How to Find the Best Cure for Down Syndrome Sloth

How to find the best cure for Down syndrome sloths?

Well, for now, you can’t.

But thanks to a study from the University of Wisconsin-Madison, you don’t have to look any further than your backyard for a solution.

Researchers say the study is proof that the most common diagnosis for children with Down syndrome is a “sloth disorder.”

“It’s really rare for any child to have Down syndrome, but it’s quite common for children to have an impairment of one of the main functions of their brain — their sensory function,” said lead researcher and assistant professor of pediatrics, Dr. Michelle DeMarco.

“That’s what’s causing these problems in children with autism spectrum disorder.”

The team found that in a small subset of the nearly 2,000 children diagnosed with Down Syndrome, a “sustained” impairment in sensory function (the absence of one or more of the brain’s sensory pathways) was associated with a “low rate of clinical remission” in the children’s autism spectrum disorders (ASD).

“It suggests that there’s a threshold for how long you need to go without a clinical remission,” said Dr. DeMarco, who also serves as the senior author of the study.

This is the first study to directly link a persistent sensory impairment with a reduction in a child’s autism severity.

The researchers also found that these children had a lower chance of being diagnosed with ASD when compared to children who didn’t have a persistent impairment in their sensory functions.

“If you’re having trouble with sensory function, it’s likely because you have some other problem, and then you’re going through that process of trying to overcome it,” DeMarco said.

“We don’t know exactly what’s the cause of this, but we do know that if a child has a sensory impairment that’s causing a lot of these problems, they’re going to have a lower rate of having clinical remission.”

The study, which was published in the journal Pediatrics, also found a significant difference in the rate of ASD diagnoses among the children who had a persistent impaired sensory function.

“It makes sense that having a sensory problem would be associated with higher rates of ASD diagnosis,” DeLucas said.

In addition, the researchers say they found that children who were diagnosed with a persistent ASD impairment were also more likely to be diagnosed with developmental delay, a developmental disorder that often affects children with ASD, and had lower scores on standardized testing.

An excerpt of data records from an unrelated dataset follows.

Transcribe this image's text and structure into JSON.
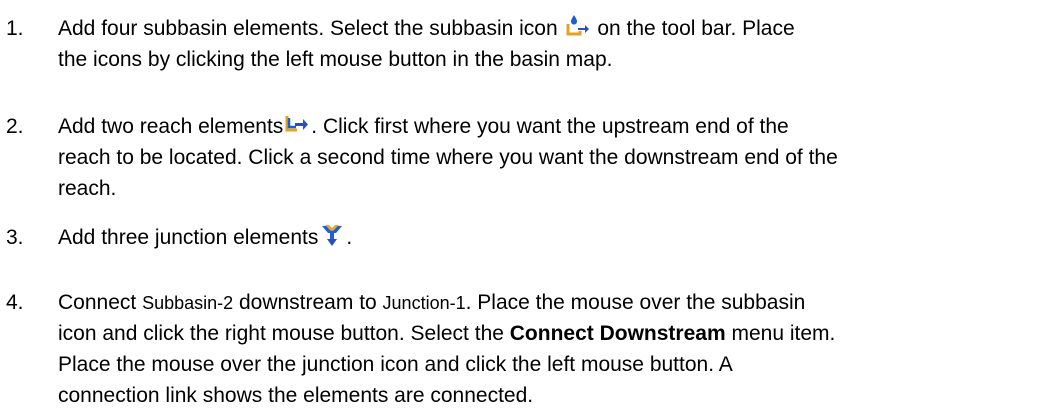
{
  "steps": [
    {
      "number": "1.",
      "line1_a": "Add four subbasin elements.  Select the subbasin icon",
      "line1_b": "on the tool bar.  Place",
      "line2": "the icons by clicking the left mouse button in the basin map.",
      "icon": "subbasin-icon"
    },
    {
      "number": "2.",
      "line1_a": "Add two reach elements",
      "line1_b": ".  Click first where you want the upstream end of the",
      "line2": "reach to be located.  Click a second time where you want the downstream end of the",
      "line3": "reach.",
      "icon": "reach-icon"
    },
    {
      "number": "3.",
      "line1_a": "Add three junction elements",
      "line1_b": ".",
      "icon": "junction-icon"
    },
    {
      "number": "4.",
      "line1_a": "Connect ",
      "line1_b": "Subbasin-2",
      "line1_c": " downstream to ",
      "line1_d": "Junction-1",
      "line1_e": ".  Place the mouse over the subbasin",
      "line2_a": "icon and click the right mouse button.  Select the ",
      "line2_bold": "Connect Downstream",
      "line2_c": " menu item.",
      "line3": "Place the mouse over the junction icon and click the left mouse button.  A",
      "line4": "connection link shows the elements are connected."
    }
  ],
  "colors": {
    "text": "#000000",
    "icon_blue": "#1f5fd6",
    "icon_orange": "#e8a020",
    "icon_arrow": "#2a4fb8"
  }
}
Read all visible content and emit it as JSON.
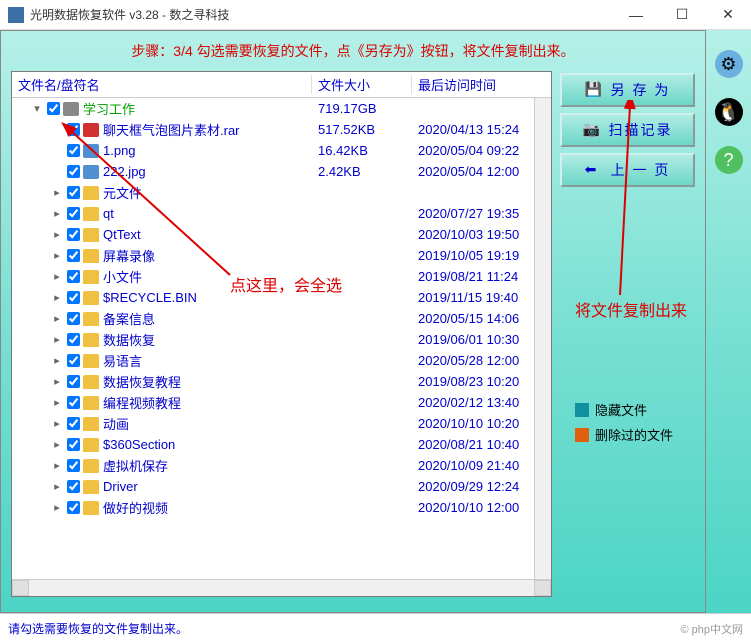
{
  "title": "光明数据恢复软件 v3.28 - 数之寻科技",
  "instruction": "步骤：3/4 勾选需要恢复的文件，点《另存为》按钮，将文件复制出来。",
  "headers": {
    "name": "文件名/盘符名",
    "size": "文件大小",
    "date": "最后访问时间"
  },
  "buttons": {
    "saveAs": "另 存 为",
    "scanLog": "扫描记录",
    "prevPage": "上 一 页"
  },
  "annotations": {
    "selectAll": "点这里，会全选",
    "copyOut": "将文件复制出来"
  },
  "legend": {
    "hidden": "隐藏文件",
    "deleted": "删除过的文件"
  },
  "status": "请勾选需要恢复的文件复制出来。",
  "brand": "© php中文网",
  "rows": [
    {
      "indent": 1,
      "expander": "▾",
      "chk": true,
      "icon": "disk",
      "name": "学习工作",
      "nameClass": "green",
      "size": "719.17GB",
      "date": ""
    },
    {
      "indent": 2,
      "expander": "",
      "chk": true,
      "icon": "rar",
      "name": "聊天框气泡图片素材.rar",
      "size": "517.52KB",
      "date": "2020/04/13 15:24"
    },
    {
      "indent": 2,
      "expander": "",
      "chk": true,
      "icon": "file",
      "name": "1.png",
      "size": "16.42KB",
      "date": "2020/05/04 09:22"
    },
    {
      "indent": 2,
      "expander": "",
      "chk": true,
      "icon": "file",
      "name": "222.jpg",
      "size": "2.42KB",
      "date": "2020/05/04 12:00"
    },
    {
      "indent": 2,
      "expander": "▸",
      "chk": true,
      "icon": "folder",
      "name": "元文件",
      "size": "",
      "date": ""
    },
    {
      "indent": 2,
      "expander": "▸",
      "chk": true,
      "icon": "folder",
      "name": "qt",
      "size": "",
      "date": "2020/07/27 19:35"
    },
    {
      "indent": 2,
      "expander": "▸",
      "chk": true,
      "icon": "folder",
      "name": "QtText",
      "size": "",
      "date": "2020/10/03 19:50"
    },
    {
      "indent": 2,
      "expander": "▸",
      "chk": true,
      "icon": "folder",
      "name": "屏幕录像",
      "size": "",
      "date": "2019/10/05 19:19"
    },
    {
      "indent": 2,
      "expander": "▸",
      "chk": true,
      "icon": "folder",
      "name": "小文件",
      "size": "",
      "date": "2019/08/21 11:24"
    },
    {
      "indent": 2,
      "expander": "▸",
      "chk": true,
      "icon": "folder",
      "name": "$RECYCLE.BIN",
      "size": "",
      "date": "2019/11/15 19:40"
    },
    {
      "indent": 2,
      "expander": "▸",
      "chk": true,
      "icon": "folder",
      "name": "备案信息",
      "size": "",
      "date": "2020/05/15 14:06"
    },
    {
      "indent": 2,
      "expander": "▸",
      "chk": true,
      "icon": "folder",
      "name": "数据恢复",
      "size": "",
      "date": "2019/06/01 10:30"
    },
    {
      "indent": 2,
      "expander": "▸",
      "chk": true,
      "icon": "folder",
      "name": "易语言",
      "size": "",
      "date": "2020/05/28 12:00"
    },
    {
      "indent": 2,
      "expander": "▸",
      "chk": true,
      "icon": "folder",
      "name": "数据恢复教程",
      "size": "",
      "date": "2019/08/23 10:20"
    },
    {
      "indent": 2,
      "expander": "▸",
      "chk": true,
      "icon": "folder",
      "name": "编程视频教程",
      "size": "",
      "date": "2020/02/12 13:40"
    },
    {
      "indent": 2,
      "expander": "▸",
      "chk": true,
      "icon": "folder",
      "name": "动画",
      "size": "",
      "date": "2020/10/10 10:20"
    },
    {
      "indent": 2,
      "expander": "▸",
      "chk": true,
      "icon": "folder",
      "name": "$360Section",
      "size": "",
      "date": "2020/08/21 10:40"
    },
    {
      "indent": 2,
      "expander": "▸",
      "chk": true,
      "icon": "folder",
      "name": "虚拟机保存",
      "size": "",
      "date": "2020/10/09 21:40"
    },
    {
      "indent": 2,
      "expander": "▸",
      "chk": true,
      "icon": "folder",
      "name": "Driver",
      "size": "",
      "date": "2020/09/29 12:24"
    },
    {
      "indent": 2,
      "expander": "▸",
      "chk": true,
      "icon": "folder",
      "name": "做好的视频",
      "size": "",
      "date": "2020/10/10 12:00"
    }
  ]
}
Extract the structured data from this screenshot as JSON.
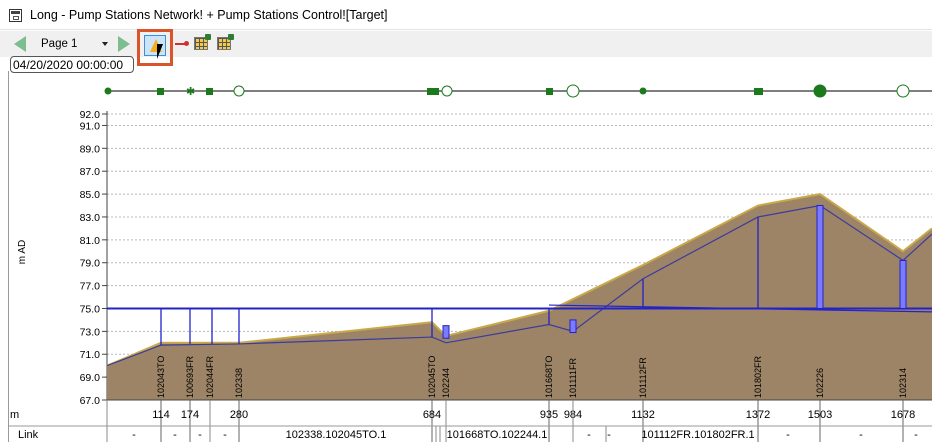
{
  "window": {
    "title": "Long - Pump Stations Network! + Pump Stations Control![Target]"
  },
  "toolbar": {
    "page": "Page 1"
  },
  "timestamp": "04/20/2020 00:00:00",
  "y_axis": {
    "label": "m AD",
    "ticks": [
      "92.0",
      "91.0",
      "89.0",
      "87.0",
      "85.0",
      "83.0",
      "81.0",
      "79.0",
      "77.0",
      "75.0",
      "73.0",
      "71.0",
      "69.0",
      "67.0"
    ]
  },
  "chart_data": {
    "type": "area",
    "xlabel": "m",
    "ylabel": "m AD",
    "ylim": [
      67.0,
      92.0
    ],
    "distance_labels": [
      "114",
      "174",
      "280",
      "684",
      "935",
      "984",
      "1132",
      "1372",
      "1503",
      "1678"
    ],
    "nodes": [
      "102043TO",
      "100693FR",
      "102044FR",
      "102338",
      "102045TO",
      "102244",
      "101668TO",
      "101111FR",
      "101112FR",
      "101802FR",
      "102226",
      "102314"
    ],
    "ground_level": [
      {
        "x": 0,
        "y": 70.0
      },
      {
        "x": 114,
        "y": 72.0
      },
      {
        "x": 280,
        "y": 72.0
      },
      {
        "x": 684,
        "y": 73.8
      },
      {
        "x": 700,
        "y": 72.6
      },
      {
        "x": 935,
        "y": 74.8
      },
      {
        "x": 1132,
        "y": 78.8
      },
      {
        "x": 1372,
        "y": 84.0
      },
      {
        "x": 1503,
        "y": 85.0
      },
      {
        "x": 1678,
        "y": 80.0
      },
      {
        "x": 1750,
        "y": 82.0
      }
    ],
    "hydraulic_grade": 75.0
  },
  "link_row": {
    "label": "Link",
    "cells": [
      "-",
      "-",
      "-",
      "-",
      "102338.102045TO.1",
      "101668TO.102244.1",
      "-",
      "-",
      "101112FR.101802FR.1",
      "-",
      "-",
      "-"
    ]
  }
}
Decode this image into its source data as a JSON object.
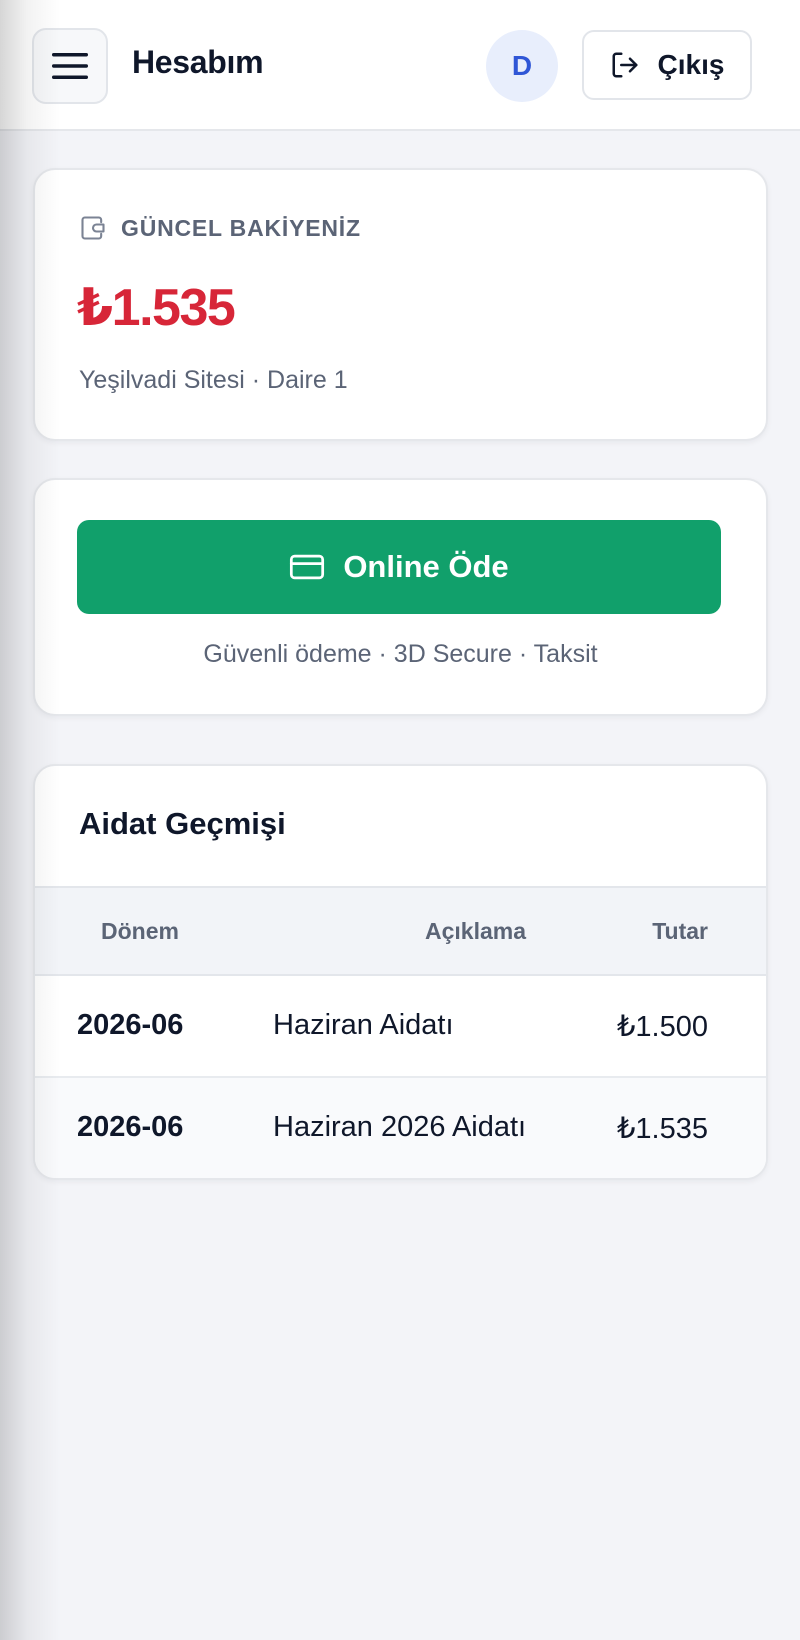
{
  "header": {
    "title": "Hesabım",
    "avatar_initial": "D",
    "logout_label": "Çıkış",
    "icons": {
      "menu": "hamburger-menu-icon",
      "logout": "logout-icon"
    }
  },
  "balance": {
    "label": "GÜNCEL BAKİYENİZ",
    "amount": "₺1.535",
    "subtitle": "Yeşilvadi Sitesi · Daire 1",
    "icon": "wallet-icon",
    "amount_color": "#d72638"
  },
  "payment": {
    "button_label": "Online Öde",
    "icon": "credit-card-icon",
    "note": "Güvenli ödeme · 3D Secure · Taksit",
    "button_color": "#11a06b"
  },
  "history": {
    "title": "Aidat Geçmişi",
    "columns": [
      "Dönem",
      "Açıklama",
      "Tutar"
    ],
    "rows": [
      {
        "period": "2026-06",
        "description": "Haziran Aidatı",
        "amount": "₺1.500"
      },
      {
        "period": "2026-06",
        "description": "Haziran 2026 Aidatı",
        "amount": "₺1.535"
      }
    ]
  }
}
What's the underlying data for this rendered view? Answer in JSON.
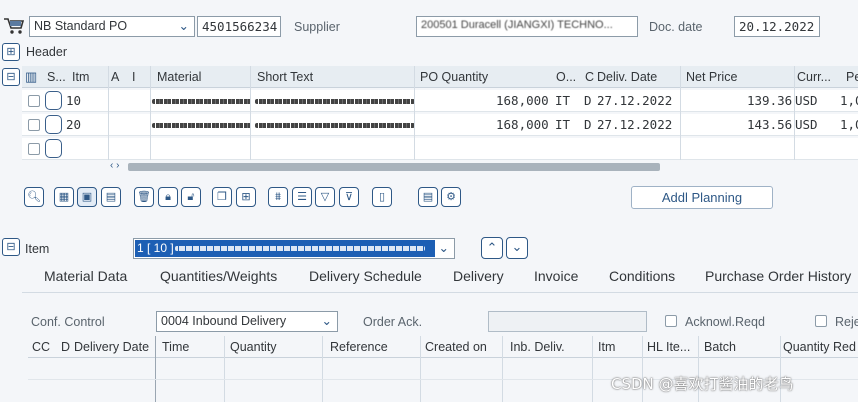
{
  "top": {
    "doc_type": "NB Standard PO",
    "po_number": "4501566234",
    "supplier_label": "Supplier",
    "supplier_value": "200501 Duracell (JIANGXI) TECHNO...",
    "doc_date_label": "Doc. date",
    "doc_date_value": "20.12.2022"
  },
  "header_section": {
    "label": "Header"
  },
  "items_table": {
    "columns": [
      "S...",
      "Itm",
      "A",
      "I",
      "Material",
      "Short Text",
      "PO Quantity",
      "O...",
      "C",
      "Deliv. Date",
      "Net Price",
      "Curr...",
      "Pe"
    ],
    "rows": [
      {
        "itm": "10",
        "po_qty": "168,000",
        "o": "IT",
        "c": "D",
        "deliv_date": "27.12.2022",
        "net_price": "139.36",
        "curr": "USD",
        "pe": "1,0"
      },
      {
        "itm": "20",
        "po_qty": "168,000",
        "o": "IT",
        "c": "D",
        "deliv_date": "27.12.2022",
        "net_price": "143.56",
        "curr": "USD",
        "pe": "1,0"
      }
    ],
    "scroll_arrows": "‹ ›"
  },
  "toolbar": {
    "addl_planning": "Addl Planning"
  },
  "item_section": {
    "label": "Item",
    "selected_item": "1 [ 10 ]"
  },
  "tabs": [
    "Material Data",
    "Quantities/Weights",
    "Delivery Schedule",
    "Delivery",
    "Invoice",
    "Conditions",
    "Purchase Order History"
  ],
  "conf": {
    "label": "Conf. Control",
    "value": "0004 Inbound Delivery",
    "order_ack_label": "Order Ack.",
    "ackn_reqd_label": "Acknowl.Reqd",
    "rejected_label": "Reje"
  },
  "conf_grid_columns": [
    "CC",
    "D",
    "Delivery Date",
    "Time",
    "Quantity",
    "Reference",
    "Created on",
    "Inb. Deliv.",
    "Itm",
    "HL Ite...",
    "Batch",
    "Quantity Red"
  ],
  "watermark": "CSDN @喜欢打酱油的老鸟",
  "colors": {
    "accent": "#2e5886",
    "header_bg": "#e7edf2",
    "selected_item_bg": "#1d5fb4"
  }
}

“Our study demonstrates that a child with an ASD impairment is at risk of a very low rate of recovery from a clinical diagnosis, even though their impairment is not clear-cut,” said DeMarco in a statement.

“This is why it’s important to understand that a parent with an autism diagnosis is more likely than their non-autistic peers to have other underlying developmental problems and to have symptoms that would be expected to cause an ASD diagnosis in that child.”